**Assigned task:**
Reproduce the records that follow exactly as they are written.

**Data to examine:**
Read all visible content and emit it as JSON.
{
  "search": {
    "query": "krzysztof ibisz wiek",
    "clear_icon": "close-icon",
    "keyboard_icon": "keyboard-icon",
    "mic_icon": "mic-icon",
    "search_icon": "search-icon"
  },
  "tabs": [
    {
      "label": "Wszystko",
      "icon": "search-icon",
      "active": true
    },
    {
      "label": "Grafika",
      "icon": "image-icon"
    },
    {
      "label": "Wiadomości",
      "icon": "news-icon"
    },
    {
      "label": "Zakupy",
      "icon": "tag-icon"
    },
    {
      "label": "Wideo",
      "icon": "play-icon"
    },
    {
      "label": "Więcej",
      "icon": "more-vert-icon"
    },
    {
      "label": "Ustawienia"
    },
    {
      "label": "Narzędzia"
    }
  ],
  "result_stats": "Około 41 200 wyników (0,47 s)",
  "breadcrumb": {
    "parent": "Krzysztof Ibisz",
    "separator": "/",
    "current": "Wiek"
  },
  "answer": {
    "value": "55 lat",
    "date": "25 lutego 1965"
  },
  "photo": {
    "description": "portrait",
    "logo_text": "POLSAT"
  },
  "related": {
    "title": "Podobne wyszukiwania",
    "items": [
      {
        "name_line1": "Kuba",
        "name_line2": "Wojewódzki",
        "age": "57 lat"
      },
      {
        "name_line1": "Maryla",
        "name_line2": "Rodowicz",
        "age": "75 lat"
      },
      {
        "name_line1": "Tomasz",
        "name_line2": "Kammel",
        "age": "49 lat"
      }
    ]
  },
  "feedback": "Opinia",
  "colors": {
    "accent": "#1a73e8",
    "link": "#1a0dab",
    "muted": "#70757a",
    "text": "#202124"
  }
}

**Your solution:**
Read all visible content and emit it as JSON.
{
  "search": {
    "query": "krzysztof ibisz wiek",
    "clear_icon": "close-icon",
    "keyboard_icon": "keyboard-icon",
    "mic_icon": "mic-icon",
    "search_icon": "search-icon"
  },
  "tabs": [
    {
      "label": "Wszystko",
      "icon": "search-icon",
      "active": true
    },
    {
      "label": "Grafika",
      "icon": "image-icon"
    },
    {
      "label": "Wiadomości",
      "icon": "news-icon"
    },
    {
      "label": "Zakupy",
      "icon": "tag-icon"
    },
    {
      "label": "Wideo",
      "icon": "play-icon"
    },
    {
      "label": "Więcej",
      "icon": "more-vert-icon"
    },
    {
      "label": "Ustawienia"
    },
    {
      "label": "Narzędzia"
    }
  ],
  "result_stats": "Około 41 200 wyników (0,47 s)",
  "breadcrumb": {
    "parent": "Krzysztof Ibisz",
    "separator": "/",
    "current": "Wiek"
  },
  "answer": {
    "value": "55 lat",
    "date": "25 lutego 1965"
  },
  "photo": {
    "description": "portrait",
    "logo_text": "POLSAT"
  },
  "related": {
    "title": "Podobne wyszukiwania",
    "items": [
      {
        "name_line1": "Kuba",
        "name_line2": "Wojewódzki",
        "age": "57 lat"
      },
      {
        "name_line1": "Maryla",
        "name_line2": "Rodowicz",
        "age": "75 lat"
      },
      {
        "name_line1": "Tomasz",
        "name_line2": "Kammel",
        "age": "49 lat"
      }
    ]
  },
  "feedback": "Opinia",
  "colors": {
    "accent": "#1a73e8",
    "link": "#1a0dab",
    "muted": "#70757a",
    "text": "#202124"
  }
}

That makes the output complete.